8) Periodic power outages and brownouts will be a problem. Only one electric utility I know of claims to be fully Y2k compliant. Most simply tell us they are "on track" to be "Y2k ready." There are thousands of power companies in America, and they are dependent on each other to pick up the slack when they go offline. The stresses and strains on the power grid are impossible to predict, but at best they will be significant, and at worst, devastating!
The biggest problem is the great unknown. The market hates uncertainty. The sheer complexity of the Y2k problem, coupled with the innate tendency of important industries and government PR types to lie, makes this impossible to quantify.
Some companies may be compliant, but their lawyers won't let them say so for fear that if they have made a mistake, it exposes them to huge legal liabilities. Then, of course, those that are not ready or will not be ready will lie in a desperate effort to keep their customers from panicking while they still try to fix things.

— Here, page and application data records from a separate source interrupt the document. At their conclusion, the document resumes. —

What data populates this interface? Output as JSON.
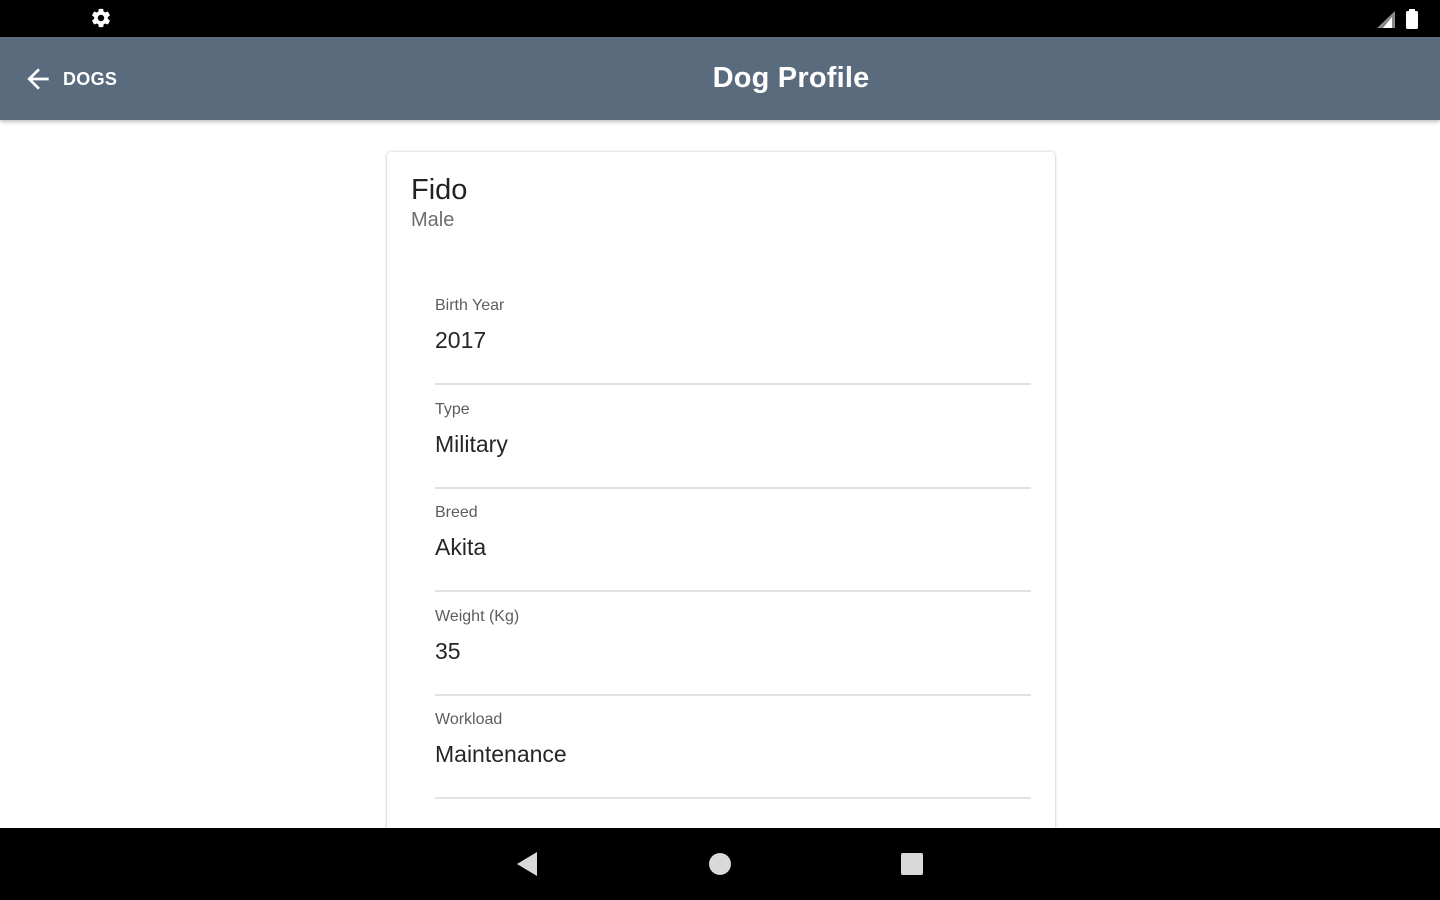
{
  "status_bar": {
    "left_icon": "gear-icon",
    "right_icons": [
      "signal-icon",
      "battery-icon"
    ]
  },
  "app_bar": {
    "back_label": "DOGS",
    "title": "Dog Profile",
    "background": "#5a6b7e"
  },
  "profile": {
    "name": "Fido",
    "sex": "Male",
    "fields": [
      {
        "label": "Birth Year",
        "value": "2017"
      },
      {
        "label": "Type",
        "value": "Military"
      },
      {
        "label": "Breed",
        "value": "Akita"
      },
      {
        "label": "Weight (Kg)",
        "value": "35"
      },
      {
        "label": "Workload",
        "value": "Maintenance"
      }
    ]
  },
  "nav_bar": {
    "buttons": [
      "back-triangle-icon",
      "home-circle-icon",
      "overview-square-icon"
    ]
  }
}
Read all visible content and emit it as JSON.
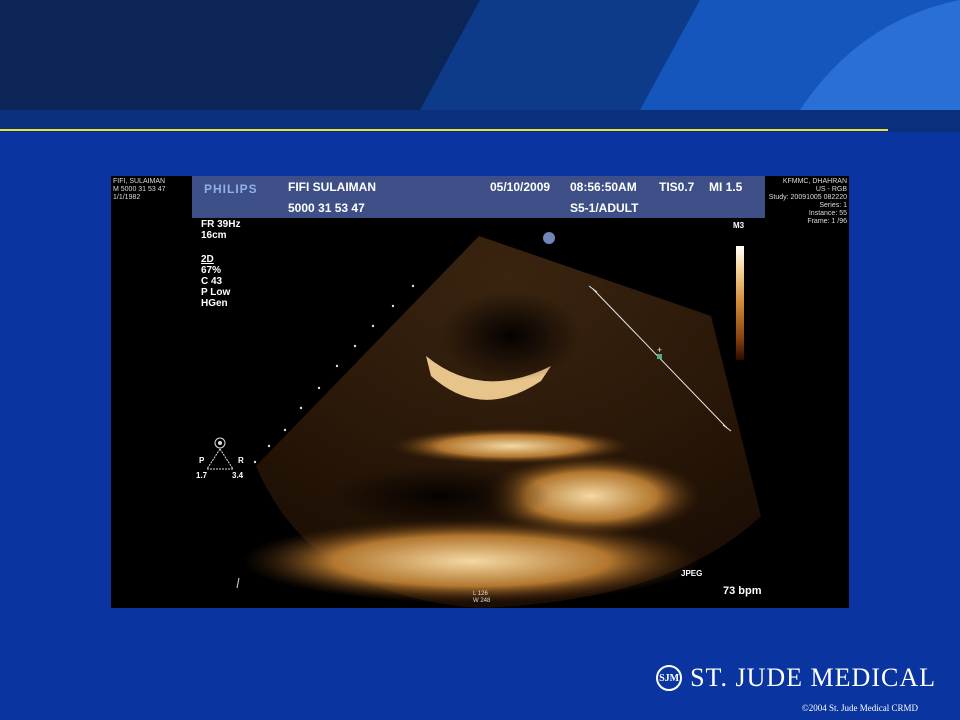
{
  "colors": {
    "slide_background": "#0a35a0",
    "header_dark": "#0b2656",
    "header_mid": "#0e3a8a",
    "header_light": "#2a6fd6",
    "accent_rule": "#e8e23a",
    "banner": "#3d4f86"
  },
  "ultrasound": {
    "top_left_info": [
      "FIFI, SULAIMAN",
      "M 5000  31 53 47",
      "1/1/1982"
    ],
    "top_right_info": [
      "KFMMC, DHAHRAN",
      "US - RGB",
      "Study: 20091005 082220",
      "Series: 1",
      "Instance: 55",
      "Frame: 1 /96"
    ],
    "banner": {
      "logo": "PHILIPS",
      "patient_name": "FIFI SULAIMAN",
      "patient_id": "5000  31 53 47",
      "date": "05/10/2009",
      "time": "08:56:50AM",
      "tis": "TIS0.7",
      "mi": "MI 1.5",
      "probe": "S5-1/ADULT"
    },
    "params": [
      "FR 39Hz",
      "16cm"
    ],
    "mode_params": [
      "2D",
      " 67%",
      "C 43",
      "P Low",
      "HGen"
    ],
    "map_label": "M3",
    "orientation": {
      "left": "P",
      "right": "R",
      "left_value": "1.7",
      "right_value": "3.4"
    },
    "jpeg_label": "JPEG",
    "heart_rate": "73 bpm",
    "bottom_center": [
      "L 126",
      "W 248"
    ]
  },
  "footer": {
    "logo_mark": "SJM",
    "company_name": "ST. JUDE MEDICAL",
    "copyright": "©2004 St. Jude Medical CRMD"
  }
}
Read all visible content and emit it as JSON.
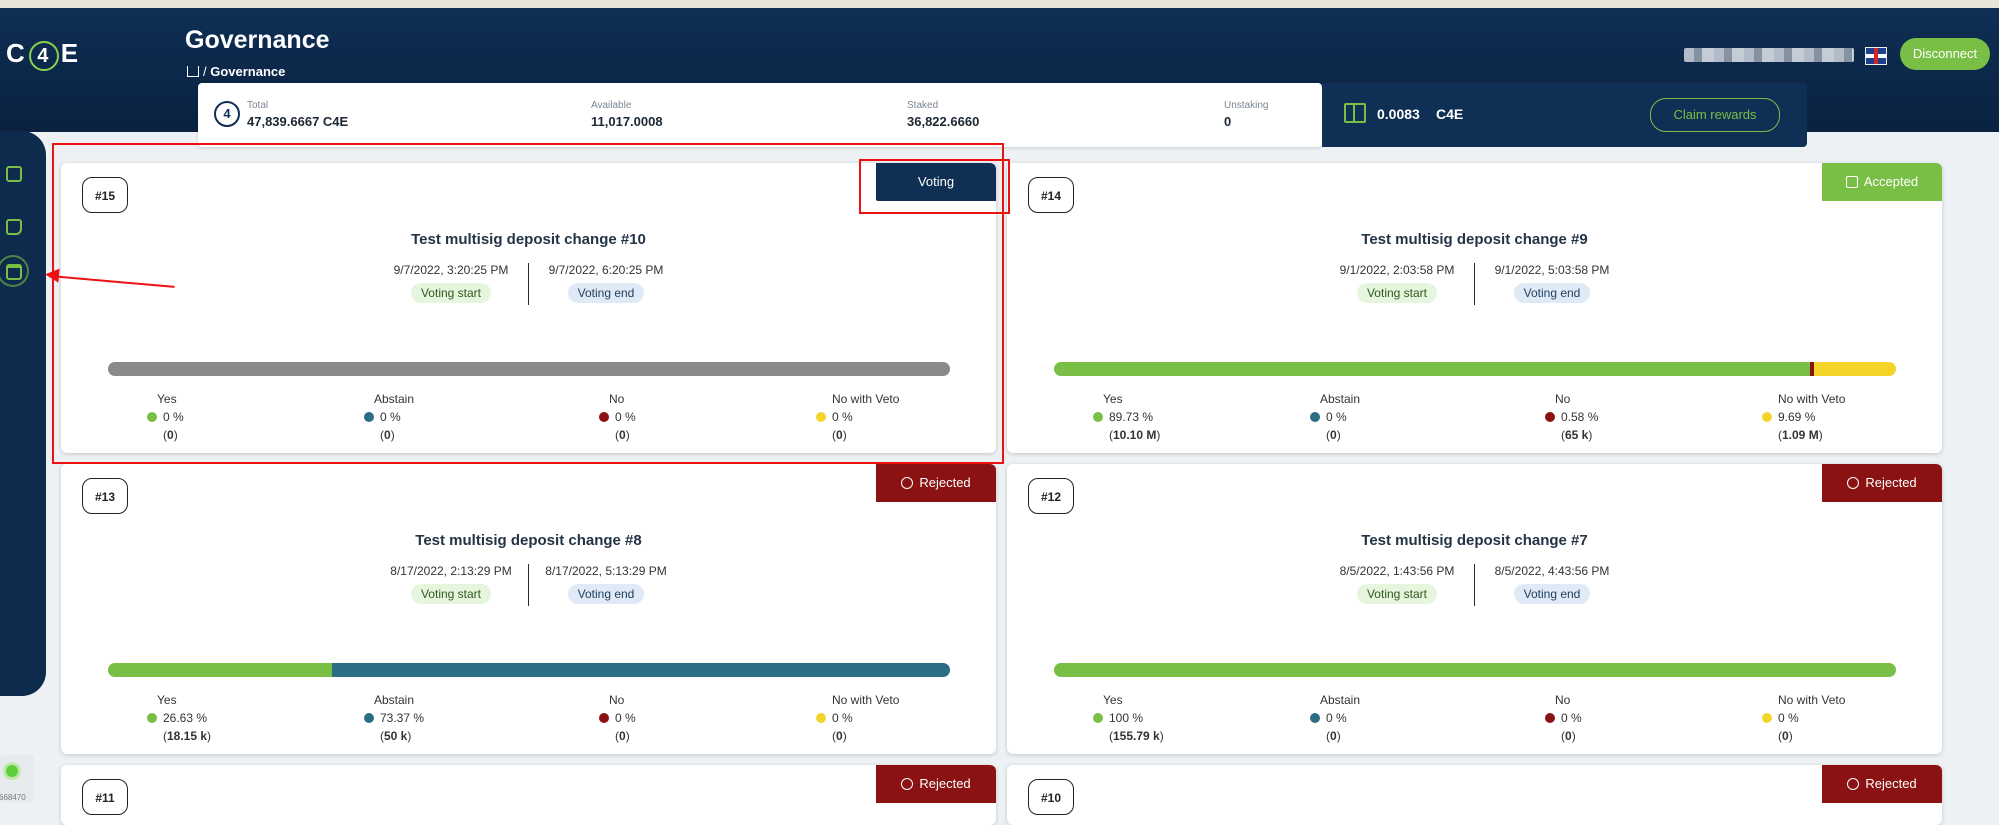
{
  "app": {
    "logo": "C4E"
  },
  "header": {
    "title": "Governance",
    "breadcrumb_current": "Governance",
    "disconnect_label": "Disconnect"
  },
  "balances": {
    "total_label": "Total",
    "total_value": "47,839.6667 C4E",
    "available_label": "Available",
    "available_value": "11,017.0008",
    "staked_label": "Staked",
    "staked_value": "36,822.6660",
    "unstaking_label": "Unstaking",
    "unstaking_value": "0"
  },
  "rewards": {
    "value": "0.0083",
    "unit": "C4E",
    "claim_label": "Claim rewards"
  },
  "status_widget": {
    "text": "668470"
  },
  "colors": {
    "yes": "#79bf45",
    "abstain": "#2b6d85",
    "no": "#8a1212",
    "veto": "#f5d42a",
    "voting": "#102f55",
    "brand": "#0f2f55"
  },
  "legend_labels": {
    "yes": "Yes",
    "abstain": "Abstain",
    "no": "No",
    "veto": "No with Veto"
  },
  "date_labels": {
    "start": "Voting start",
    "end": "Voting end"
  },
  "proposals": [
    {
      "id": "#15",
      "status": "Voting",
      "title": "Test multisig deposit change #10",
      "start": "9/7/2022, 3:20:25 PM",
      "end": "9/7/2022, 6:20:25 PM",
      "bar": {
        "yes": 0,
        "abstain": 0,
        "no": 0,
        "veto": 0
      },
      "yes": {
        "pct": "0 %",
        "count": "0"
      },
      "abstain": {
        "pct": "0 %",
        "count": "0"
      },
      "no": {
        "pct": "0 %",
        "count": "0"
      },
      "veto": {
        "pct": "0 %",
        "count": "0"
      }
    },
    {
      "id": "#14",
      "status": "Accepted",
      "title": "Test multisig deposit change #9",
      "start": "9/1/2022, 2:03:58 PM",
      "end": "9/1/2022, 5:03:58 PM",
      "bar": {
        "yes": 89.73,
        "abstain": 0,
        "no": 0.58,
        "veto": 9.69
      },
      "yes": {
        "pct": "89.73 %",
        "count": "10.10 M"
      },
      "abstain": {
        "pct": "0 %",
        "count": "0"
      },
      "no": {
        "pct": "0.58 %",
        "count": "65 k"
      },
      "veto": {
        "pct": "9.69 %",
        "count": "1.09 M"
      }
    },
    {
      "id": "#13",
      "status": "Rejected",
      "title": "Test multisig deposit change #8",
      "start": "8/17/2022, 2:13:29 PM",
      "end": "8/17/2022, 5:13:29 PM",
      "bar": {
        "yes": 26.63,
        "abstain": 73.37,
        "no": 0,
        "veto": 0
      },
      "yes": {
        "pct": "26.63 %",
        "count": "18.15 k"
      },
      "abstain": {
        "pct": "73.37 %",
        "count": "50 k"
      },
      "no": {
        "pct": "0 %",
        "count": "0"
      },
      "veto": {
        "pct": "0 %",
        "count": "0"
      }
    },
    {
      "id": "#12",
      "status": "Rejected",
      "title": "Test multisig deposit change #7",
      "start": "8/5/2022, 1:43:56 PM",
      "end": "8/5/2022, 4:43:56 PM",
      "bar": {
        "yes": 100,
        "abstain": 0,
        "no": 0,
        "veto": 0
      },
      "yes": {
        "pct": "100 %",
        "count": "155.79 k"
      },
      "abstain": {
        "pct": "0 %",
        "count": "0"
      },
      "no": {
        "pct": "0 %",
        "count": "0"
      },
      "veto": {
        "pct": "0 %",
        "count": "0"
      }
    },
    {
      "id": "#11",
      "status": "Rejected"
    },
    {
      "id": "#10",
      "status": "Rejected"
    }
  ]
}
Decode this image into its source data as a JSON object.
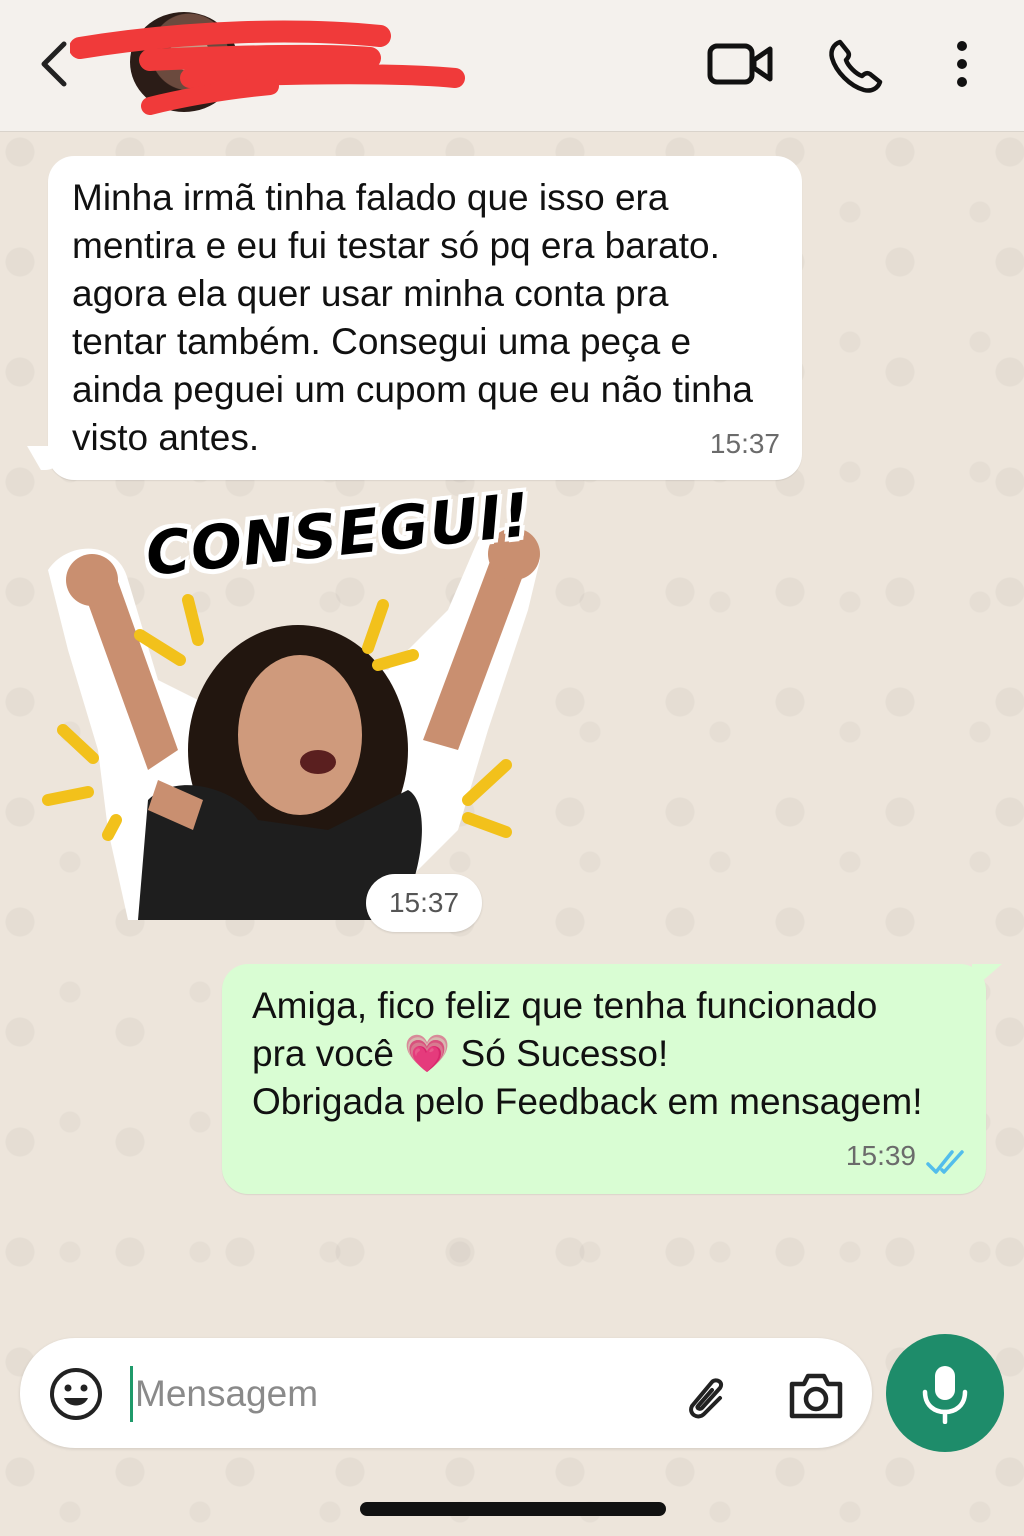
{
  "header": {
    "contact_name": "",
    "icons": [
      "back-chevron-icon",
      "video-call-icon",
      "phone-call-icon",
      "more-options-icon"
    ]
  },
  "messages": [
    {
      "direction": "incoming",
      "text": "Minha irmã tinha falado que isso era\nmentira e eu fui testar só pq era barato.\nagora ela quer usar minha conta pra\ntentar também. Consegui uma peça e\nainda peguei um cupom que eu não tinha\nvisto antes.",
      "time": "15:37"
    },
    {
      "direction": "incoming",
      "type": "sticker",
      "sticker_text": "CONSEGUI!",
      "time": "15:37"
    },
    {
      "direction": "outgoing",
      "text": "Amiga, fico feliz que tenha funcionado\npra você 💗 Só Sucesso!\nObrigada pelo Feedback em mensagem!",
      "time": "15:39",
      "status": "read"
    }
  ],
  "composer": {
    "placeholder": "Mensagem",
    "value": "",
    "icons": [
      "emoji-icon",
      "paperclip-icon",
      "camera-icon",
      "microphone-icon"
    ]
  },
  "colors": {
    "outgoing_bubble": "#d9fdd3",
    "incoming_bubble": "#ffffff",
    "accent_green": "#1e8c6a",
    "read_ticks": "#53bdeb",
    "background": "#efe7dd"
  }
}
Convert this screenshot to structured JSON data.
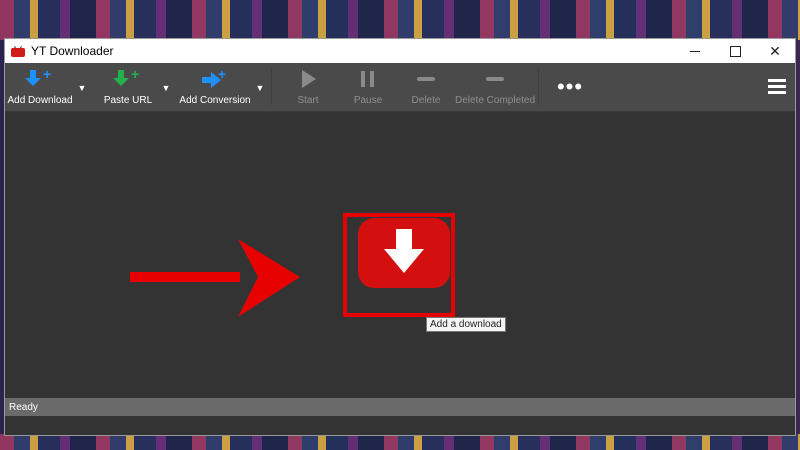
{
  "window": {
    "title": "YT Downloader",
    "controls": {
      "minimize": "minimize",
      "maximize": "maximize",
      "close": "✕"
    }
  },
  "toolbar": {
    "add_download": {
      "label": "Add Download",
      "icon": "download-arrow-plus-icon",
      "color": "#1e90ff"
    },
    "paste_url": {
      "label": "Paste URL",
      "icon": "download-arrow-plus-icon",
      "color": "#22b14c"
    },
    "add_conversion": {
      "label": "Add Conversion",
      "icon": "convert-arrow-plus-icon",
      "color": "#1e90ff"
    },
    "start": {
      "label": "Start",
      "icon": "play-icon"
    },
    "pause": {
      "label": "Pause",
      "icon": "pause-icon"
    },
    "delete": {
      "label": "Delete",
      "icon": "minus-icon"
    },
    "delete_completed": {
      "label": "Delete Completed",
      "icon": "minus-icon"
    },
    "more": {
      "label": "•••",
      "icon": "more-icon"
    },
    "menu": {
      "icon": "hamburger-menu-icon"
    }
  },
  "main": {
    "add_download_tooltip": "Add a download",
    "accent_color": "#d40f0f",
    "highlight_color": "#e60000"
  },
  "statusbar": {
    "text": "Ready"
  }
}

We are in a desperate race against an inflexible deadline, and that's why it is impossible to say exactly what will happen. All I know is there is more than enough at risk that if too many things go wrong, the stock market psychology will crash, and millions could decide to liquidate.
When bubbles burst, they tend to "regress to the mean," which means to come back to traditional valuations before the conflagration is put out. That's why 2000 seems like a reasonable number to me.
-- Ed (firstname.lastname@example.org), September 29, 1999
"The railroads transport the bone and muscle of American industry. They no longer have the ability to do manual switching, and certainly not the personnel for manual backup. "
not to pick at a nit, but that is just not true; i.e. 'manual switching' IS possible and is done all the time; been discussed many times...
otherwise, not bad stuff - for Ruff
-- Perry Arnett (email@example.com), September 29, 1999.
Another minor point: The savings rate DOES include contributions to the retirement plans. It does NOT include appreciation and capital gains.
-- Dave (firstname.lastname@example.org), September 30, 1999.